*** RECORDED INFORMATION ***

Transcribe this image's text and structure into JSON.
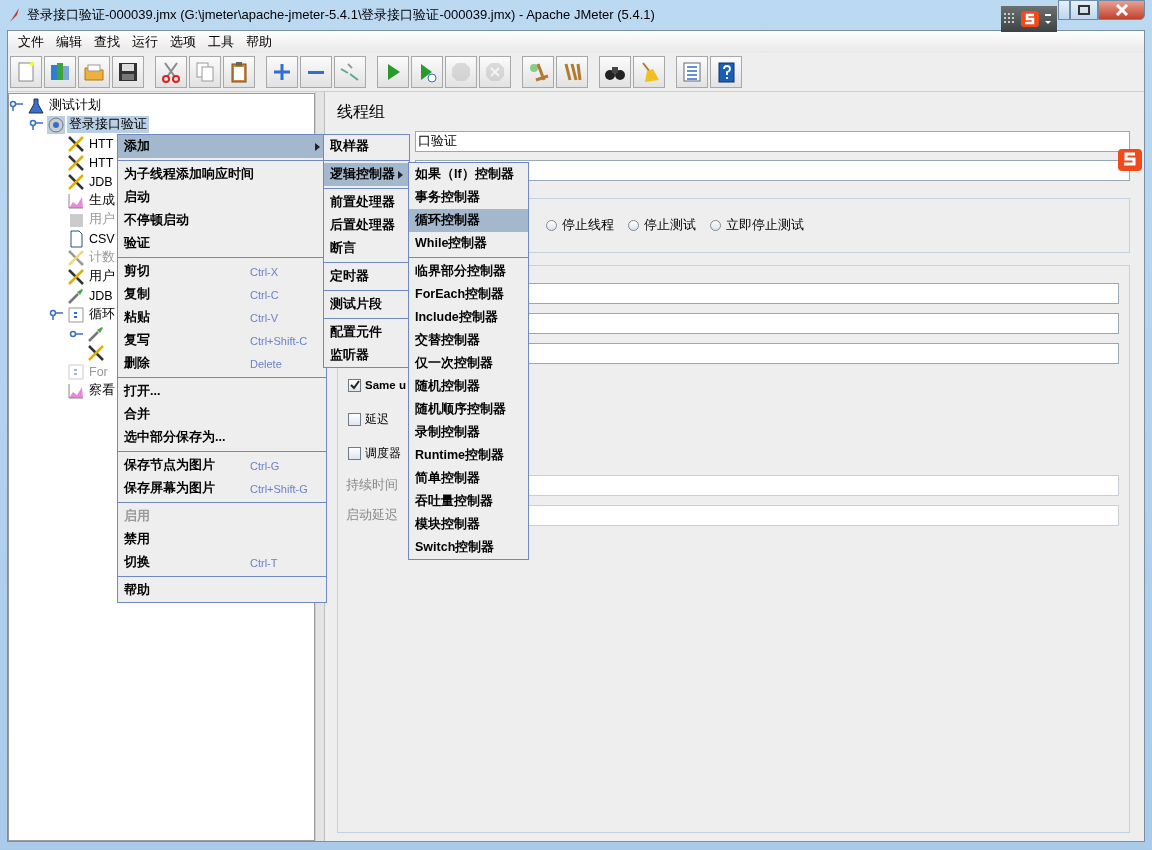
{
  "window": {
    "title": "登录接口验证-000039.jmx (G:\\jmeter\\apache-jmeter-5.4.1\\登录接口验证-000039.jmx) - Apache JMeter (5.4.1)"
  },
  "menu_bar": [
    "文件",
    "编辑",
    "查找",
    "运行",
    "选项",
    "工具",
    "帮助"
  ],
  "toolbar": [
    [
      {
        "disabled": false
      },
      {
        "disabled": false
      },
      {
        "disabled": false
      },
      {
        "disabled": false
      }
    ],
    [
      {
        "disabled": false
      },
      {
        "disabled": false
      },
      {
        "disabled": false
      }
    ],
    [
      {
        "disabled": false
      },
      {
        "disabled": false
      },
      {
        "disabled": false
      }
    ],
    [
      {
        "disabled": false
      },
      {
        "disabled": false
      },
      {
        "disabled": true
      },
      {
        "disabled": true
      }
    ],
    [
      {
        "disabled": false
      },
      {
        "disabled": false
      }
    ],
    [
      {
        "disabled": false
      },
      {
        "disabled": false
      }
    ],
    [
      {
        "disabled": false
      },
      {
        "disabled": false
      }
    ]
  ],
  "tree": [
    {
      "kind": "plan",
      "label": "测试计划",
      "selected": false,
      "disabled": false,
      "expanded": true,
      "children": [
        {
          "kind": "thread-group",
          "label": "登录接口验证",
          "selected": true,
          "disabled": false,
          "expanded": true,
          "children": [
            {
              "kind": "tool",
              "label": "HTT",
              "selected": false,
              "disabled": false
            },
            {
              "kind": "tool",
              "label": "HTT",
              "selected": false,
              "disabled": false
            },
            {
              "kind": "tool",
              "label": "JDB",
              "selected": false,
              "disabled": false
            },
            {
              "kind": "chart",
              "label": "生成",
              "selected": false,
              "disabled": false
            },
            {
              "kind": "block",
              "label": "用户",
              "selected": false,
              "disabled": true
            },
            {
              "kind": "document",
              "label": "CSV",
              "selected": false,
              "disabled": false
            },
            {
              "kind": "tool",
              "label": "计数",
              "selected": false,
              "disabled": true
            },
            {
              "kind": "tool",
              "label": "用户",
              "selected": false,
              "disabled": false
            },
            {
              "kind": "pipette",
              "label": "JDB",
              "selected": false,
              "disabled": false
            },
            {
              "kind": "controller",
              "label": "循环",
              "selected": false,
              "disabled": false,
              "expanded": true,
              "children": [
                {
                  "kind": "pipette",
                  "selected": false,
                  "disabled": false,
                  "expanded": false
                },
                {
                  "kind": "tool",
                  "selected": false,
                  "disabled": false
                }
              ]
            },
            {
              "kind": "controller",
              "label": "For",
              "selected": false,
              "disabled": true
            },
            {
              "kind": "chart",
              "label": "察看",
              "selected": false,
              "disabled": false
            }
          ]
        }
      ]
    }
  ],
  "panel": {
    "title": "线程组",
    "fields": [
      {
        "kind": "text",
        "value": "口验证"
      },
      {
        "kind": "blank"
      }
    ],
    "on_error_actions": [
      {
        "label": "停止线程",
        "selected": false
      },
      {
        "label": "停止测试",
        "selected": false
      },
      {
        "label": "立即停止测试",
        "selected": false
      }
    ],
    "thread_properties": [
      {
        "kind": "field"
      },
      {
        "kind": "field"
      },
      {
        "kind": "field"
      },
      {
        "kind": "checkbox",
        "label": "Same u",
        "checked": true
      },
      {
        "kind": "checkbox",
        "label": "延迟",
        "checked": false
      },
      {
        "kind": "checkbox",
        "label": "调度器",
        "checked": false
      },
      {
        "kind": "field",
        "label": "持续时间",
        "disabled": true
      },
      {
        "kind": "field",
        "label": "启动延迟",
        "disabled": true
      }
    ]
  },
  "context_menu": [
    [
      {
        "label": "添加",
        "selected": true,
        "submenu": [
          [
            {
              "label": "取样器",
              "selected": false
            }
          ],
          [
            {
              "label": "逻辑控制器",
              "selected": true,
              "submenu": [
                [
                  {
                    "label": "如果（If）控制器",
                    "selected": false
                  },
                  {
                    "label": "事务控制器",
                    "selected": false
                  },
                  {
                    "label": "循环控制器",
                    "selected": true
                  },
                  {
                    "label": "While控制器",
                    "selected": false
                  }
                ],
                [
                  {
                    "label": "临界部分控制器",
                    "selected": false
                  },
                  {
                    "label": "ForEach控制器",
                    "selected": false
                  },
                  {
                    "label": "Include控制器",
                    "selected": false
                  },
                  {
                    "label": "交替控制器",
                    "selected": false
                  },
                  {
                    "label": "仅一次控制器",
                    "selected": false
                  },
                  {
                    "label": "随机控制器",
                    "selected": false
                  },
                  {
                    "label": "随机顺序控制器",
                    "selected": false
                  },
                  {
                    "label": "录制控制器",
                    "selected": false
                  },
                  {
                    "label": "Runtime控制器",
                    "selected": false
                  },
                  {
                    "label": "简单控制器",
                    "selected": false
                  },
                  {
                    "label": "吞吐量控制器",
                    "selected": false
                  },
                  {
                    "label": "模块控制器",
                    "selected": false
                  },
                  {
                    "label": "Switch控制器",
                    "selected": false
                  }
                ]
              ]
            }
          ],
          [
            {
              "label": "前置处理器",
              "selected": false
            },
            {
              "label": "后置处理器",
              "selected": false
            },
            {
              "label": "断言",
              "selected": false
            }
          ],
          [
            {
              "label": "定时器",
              "selected": false
            }
          ],
          [
            {
              "label": "测试片段",
              "selected": false
            }
          ],
          [
            {
              "label": "配置元件",
              "selected": false
            },
            {
              "label": "监听器",
              "selected": false
            }
          ]
        ]
      }
    ],
    [
      {
        "label": "为子线程添加响应时间",
        "selected": false
      },
      {
        "label": "启动",
        "selected": false
      },
      {
        "label": "不停顿启动",
        "selected": false
      },
      {
        "label": "验证",
        "selected": false
      }
    ],
    [
      {
        "label": "剪切",
        "shortcut": "Ctrl-X",
        "selected": false
      },
      {
        "label": "复制",
        "shortcut": "Ctrl-C",
        "selected": false
      },
      {
        "label": "粘贴",
        "shortcut": "Ctrl-V",
        "selected": false
      },
      {
        "label": "复写",
        "shortcut": "Ctrl+Shift-C",
        "selected": false
      },
      {
        "label": "删除",
        "shortcut": "Delete",
        "selected": false
      }
    ],
    [
      {
        "label": "打开...",
        "selected": false
      },
      {
        "label": "合并",
        "selected": false
      },
      {
        "label": "选中部分保存为...",
        "selected": false
      }
    ],
    [
      {
        "label": "保存节点为图片",
        "shortcut": "Ctrl-G",
        "selected": false
      },
      {
        "label": "保存屏幕为图片",
        "shortcut": "Ctrl+Shift-G",
        "selected": false
      }
    ],
    [
      {
        "label": "启用",
        "selected": false,
        "disabled": true
      },
      {
        "label": "禁用",
        "selected": false
      },
      {
        "label": "切换",
        "shortcut": "Ctrl-T",
        "selected": false
      }
    ],
    [
      {
        "label": "帮助",
        "selected": false
      }
    ]
  ]
}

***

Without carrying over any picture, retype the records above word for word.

:: YOUR SOLUTION ::
Transcribe this image's text and structure into JSON.
{
  "window": {
    "title": "登录接口验证-000039.jmx (G:\\jmeter\\apache-jmeter-5.4.1\\登录接口验证-000039.jmx) - Apache JMeter (5.4.1)"
  },
  "menu_bar": [
    "文件",
    "编辑",
    "查找",
    "运行",
    "选项",
    "工具",
    "帮助"
  ],
  "toolbar": [
    [
      {
        "disabled": false
      },
      {
        "disabled": false
      },
      {
        "disabled": false
      },
      {
        "disabled": false
      }
    ],
    [
      {
        "disabled": false
      },
      {
        "disabled": false
      },
      {
        "disabled": false
      }
    ],
    [
      {
        "disabled": false
      },
      {
        "disabled": false
      },
      {
        "disabled": false
      }
    ],
    [
      {
        "disabled": false
      },
      {
        "disabled": false
      },
      {
        "disabled": true
      },
      {
        "disabled": true
      }
    ],
    [
      {
        "disabled": false
      },
      {
        "disabled": false
      }
    ],
    [
      {
        "disabled": false
      },
      {
        "disabled": false
      }
    ],
    [
      {
        "disabled": false
      },
      {
        "disabled": false
      }
    ]
  ],
  "tree": [
    {
      "kind": "plan",
      "label": "测试计划",
      "selected": false,
      "disabled": false,
      "expanded": true,
      "children": [
        {
          "kind": "thread-group",
          "label": "登录接口验证",
          "selected": true,
          "disabled": false,
          "expanded": true,
          "children": [
            {
              "kind": "tool",
              "label": "HTT",
              "selected": false,
              "disabled": false
            },
            {
              "kind": "tool",
              "label": "HTT",
              "selected": false,
              "disabled": false
            },
            {
              "kind": "tool",
              "label": "JDB",
              "selected": false,
              "disabled": false
            },
            {
              "kind": "chart",
              "label": "生成",
              "selected": false,
              "disabled": false
            },
            {
              "kind": "block",
              "label": "用户",
              "selected": false,
              "disabled": true
            },
            {
              "kind": "document",
              "label": "CSV",
              "selected": false,
              "disabled": false
            },
            {
              "kind": "tool",
              "label": "计数",
              "selected": false,
              "disabled": true
            },
            {
              "kind": "tool",
              "label": "用户",
              "selected": false,
              "disabled": false
            },
            {
              "kind": "pipette",
              "label": "JDB",
              "selected": false,
              "disabled": false
            },
            {
              "kind": "controller",
              "label": "循环",
              "selected": false,
              "disabled": false,
              "expanded": true,
              "children": [
                {
                  "kind": "pipette",
                  "selected": false,
                  "disabled": false,
                  "expanded": false
                },
                {
                  "kind": "tool",
                  "selected": false,
                  "disabled": false
                }
              ]
            },
            {
              "kind": "controller",
              "label": "For",
              "selected": false,
              "disabled": true
            },
            {
              "kind": "chart",
              "label": "察看",
              "selected": false,
              "disabled": false
            }
          ]
        }
      ]
    }
  ],
  "panel": {
    "title": "线程组",
    "fields": [
      {
        "kind": "text",
        "value": "口验证"
      },
      {
        "kind": "blank"
      }
    ],
    "on_error_actions": [
      {
        "label": "停止线程",
        "selected": false
      },
      {
        "label": "停止测试",
        "selected": false
      },
      {
        "label": "立即停止测试",
        "selected": false
      }
    ],
    "thread_properties": [
      {
        "kind": "field"
      },
      {
        "kind": "field"
      },
      {
        "kind": "field"
      },
      {
        "kind": "checkbox",
        "label": "Same u",
        "checked": true
      },
      {
        "kind": "checkbox",
        "label": "延迟",
        "checked": false
      },
      {
        "kind": "checkbox",
        "label": "调度器",
        "checked": false
      },
      {
        "kind": "field",
        "label": "持续时间",
        "disabled": true
      },
      {
        "kind": "field",
        "label": "启动延迟",
        "disabled": true
      }
    ]
  },
  "context_menu": [
    [
      {
        "label": "添加",
        "selected": true,
        "submenu": [
          [
            {
              "label": "取样器",
              "selected": false
            }
          ],
          [
            {
              "label": "逻辑控制器",
              "selected": true,
              "submenu": [
                [
                  {
                    "label": "如果（If）控制器",
                    "selected": false
                  },
                  {
                    "label": "事务控制器",
                    "selected": false
                  },
                  {
                    "label": "循环控制器",
                    "selected": true
                  },
                  {
                    "label": "While控制器",
                    "selected": false
                  }
                ],
                [
                  {
                    "label": "临界部分控制器",
                    "selected": false
                  },
                  {
                    "label": "ForEach控制器",
                    "selected": false
                  },
                  {
                    "label": "Include控制器",
                    "selected": false
                  },
                  {
                    "label": "交替控制器",
                    "selected": false
                  },
                  {
                    "label": "仅一次控制器",
                    "selected": false
                  },
                  {
                    "label": "随机控制器",
                    "selected": false
                  },
                  {
                    "label": "随机顺序控制器",
                    "selected": false
                  },
                  {
                    "label": "录制控制器",
                    "selected": false
                  },
                  {
                    "label": "Runtime控制器",
                    "selected": false
                  },
                  {
                    "label": "简单控制器",
                    "selected": false
                  },
                  {
                    "label": "吞吐量控制器",
                    "selected": false
                  },
                  {
                    "label": "模块控制器",
                    "selected": false
                  },
                  {
                    "label": "Switch控制器",
                    "selected": false
                  }
                ]
              ]
            }
          ],
          [
            {
              "label": "前置处理器",
              "selected": false
            },
            {
              "label": "后置处理器",
              "selected": false
            },
            {
              "label": "断言",
              "selected": false
            }
          ],
          [
            {
              "label": "定时器",
              "selected": false
            }
          ],
          [
            {
              "label": "测试片段",
              "selected": false
            }
          ],
          [
            {
              "label": "配置元件",
              "selected": false
            },
            {
              "label": "监听器",
              "selected": false
            }
          ]
        ]
      }
    ],
    [
      {
        "label": "为子线程添加响应时间",
        "selected": false
      },
      {
        "label": "启动",
        "selected": false
      },
      {
        "label": "不停顿启动",
        "selected": false
      },
      {
        "label": "验证",
        "selected": false
      }
    ],
    [
      {
        "label": "剪切",
        "shortcut": "Ctrl-X",
        "selected": false
      },
      {
        "label": "复制",
        "shortcut": "Ctrl-C",
        "selected": false
      },
      {
        "label": "粘贴",
        "shortcut": "Ctrl-V",
        "selected": false
      },
      {
        "label": "复写",
        "shortcut": "Ctrl+Shift-C",
        "selected": false
      },
      {
        "label": "删除",
        "shortcut": "Delete",
        "selected": false
      }
    ],
    [
      {
        "label": "打开...",
        "selected": false
      },
      {
        "label": "合并",
        "selected": false
      },
      {
        "label": "选中部分保存为...",
        "selected": false
      }
    ],
    [
      {
        "label": "保存节点为图片",
        "shortcut": "Ctrl-G",
        "selected": false
      },
      {
        "label": "保存屏幕为图片",
        "shortcut": "Ctrl+Shift-G",
        "selected": false
      }
    ],
    [
      {
        "label": "启用",
        "selected": false,
        "disabled": true
      },
      {
        "label": "禁用",
        "selected": false
      },
      {
        "label": "切换",
        "shortcut": "Ctrl-T",
        "selected": false
      }
    ],
    [
      {
        "label": "帮助",
        "selected": false
      }
    ]
  ]
}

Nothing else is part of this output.